BEGIN DATASET ENTRIES
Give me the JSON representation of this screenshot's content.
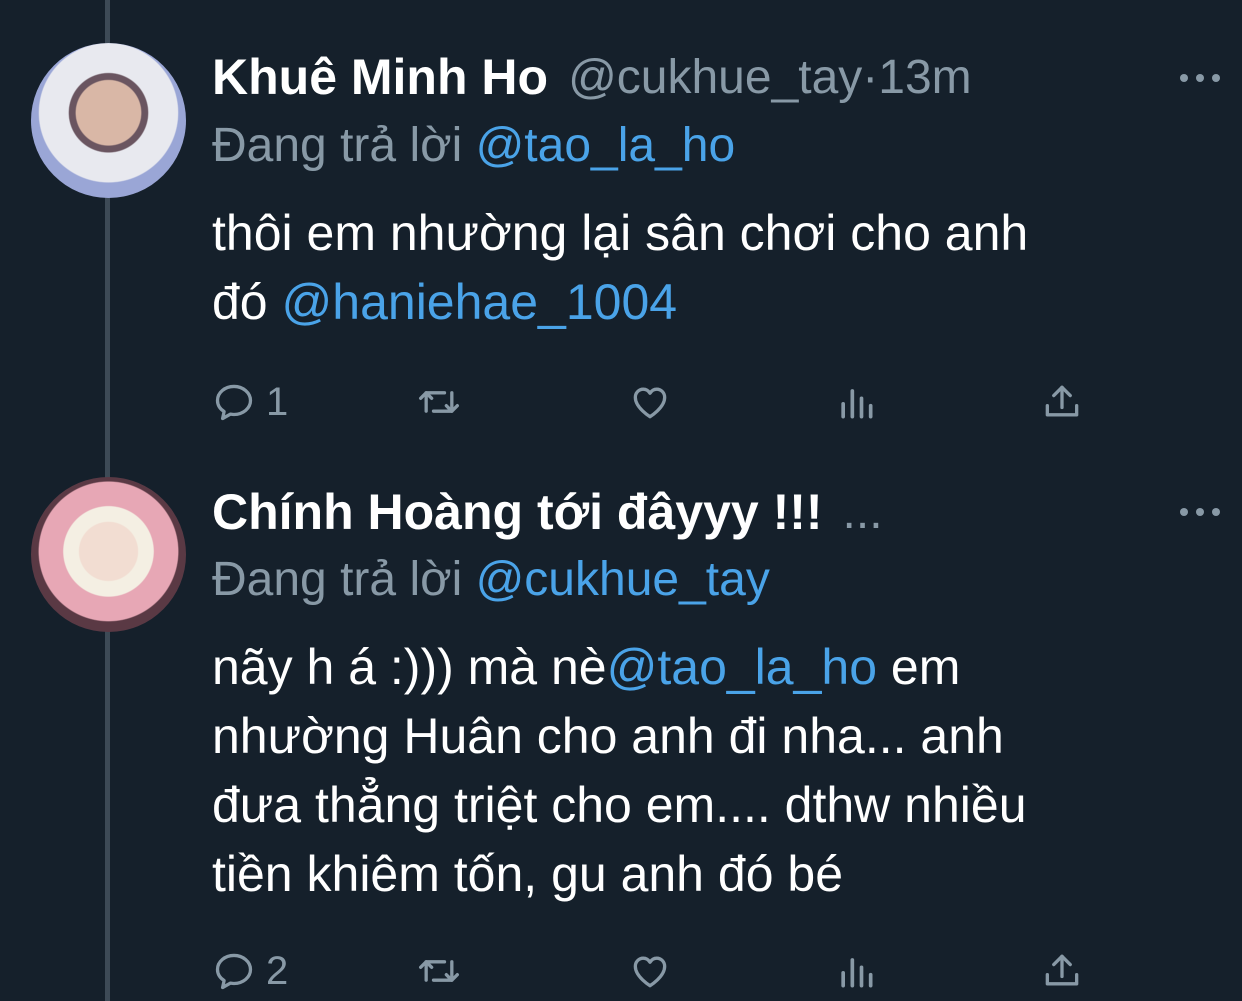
{
  "tweets": [
    {
      "name": "Khuê Minh Ho",
      "handle": "@cukhue_tay",
      "time_sep": " · ",
      "time": "13m",
      "reply_prefix": "Đang trả lời ",
      "reply_to": "@tao_la_ho",
      "text_1": "thôi em nhường lại sân chơi cho anh",
      "text_2": "đó ",
      "text_mention": "@haniehae_1004",
      "reply_count": "1"
    },
    {
      "name": "Chính Hoàng tới đâyyy !!!",
      "handle_trunc": "...",
      "reply_prefix": "Đang trả lời ",
      "reply_to": "@cukhue_tay",
      "text_1a": "nãy h á :))) mà nè",
      "text_mention": "@tao_la_ho",
      "text_1b": " em",
      "text_2": "nhường Huân cho anh đi nha... anh",
      "text_3": "đưa thẳng triệt cho em.... dthw nhiều",
      "text_4": "tiền khiêm tốn, gu anh đó bé",
      "reply_count": "2"
    }
  ],
  "icons": [
    "reply-icon",
    "retweet-icon",
    "like-icon",
    "analytics-icon",
    "share-icon",
    "more-icon"
  ],
  "colors": {
    "background": "#15202b",
    "secondary_text": "#8899a6",
    "link": "#4aa3e8"
  }
}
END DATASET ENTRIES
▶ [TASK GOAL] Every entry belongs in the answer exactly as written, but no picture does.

▶ [ANSWER FOR THE TASK]
Give me the JSON representation of this screenshot's content.
{
  "tweets": [
    {
      "name": "Khuê Minh Ho",
      "handle": "@cukhue_tay",
      "time_sep": " · ",
      "time": "13m",
      "reply_prefix": "Đang trả lời ",
      "reply_to": "@tao_la_ho",
      "text_1": "thôi em nhường lại sân chơi cho anh",
      "text_2": "đó ",
      "text_mention": "@haniehae_1004",
      "reply_count": "1"
    },
    {
      "name": "Chính Hoàng tới đâyyy !!!",
      "handle_trunc": "...",
      "reply_prefix": "Đang trả lời ",
      "reply_to": "@cukhue_tay",
      "text_1a": "nãy h á :))) mà nè",
      "text_mention": "@tao_la_ho",
      "text_1b": " em",
      "text_2": "nhường Huân cho anh đi nha... anh",
      "text_3": "đưa thẳng triệt cho em.... dthw nhiều",
      "text_4": "tiền khiêm tốn, gu anh đó bé",
      "reply_count": "2"
    }
  ],
  "icons": [
    "reply-icon",
    "retweet-icon",
    "like-icon",
    "analytics-icon",
    "share-icon",
    "more-icon"
  ],
  "colors": {
    "background": "#15202b",
    "secondary_text": "#8899a6",
    "link": "#4aa3e8"
  }
}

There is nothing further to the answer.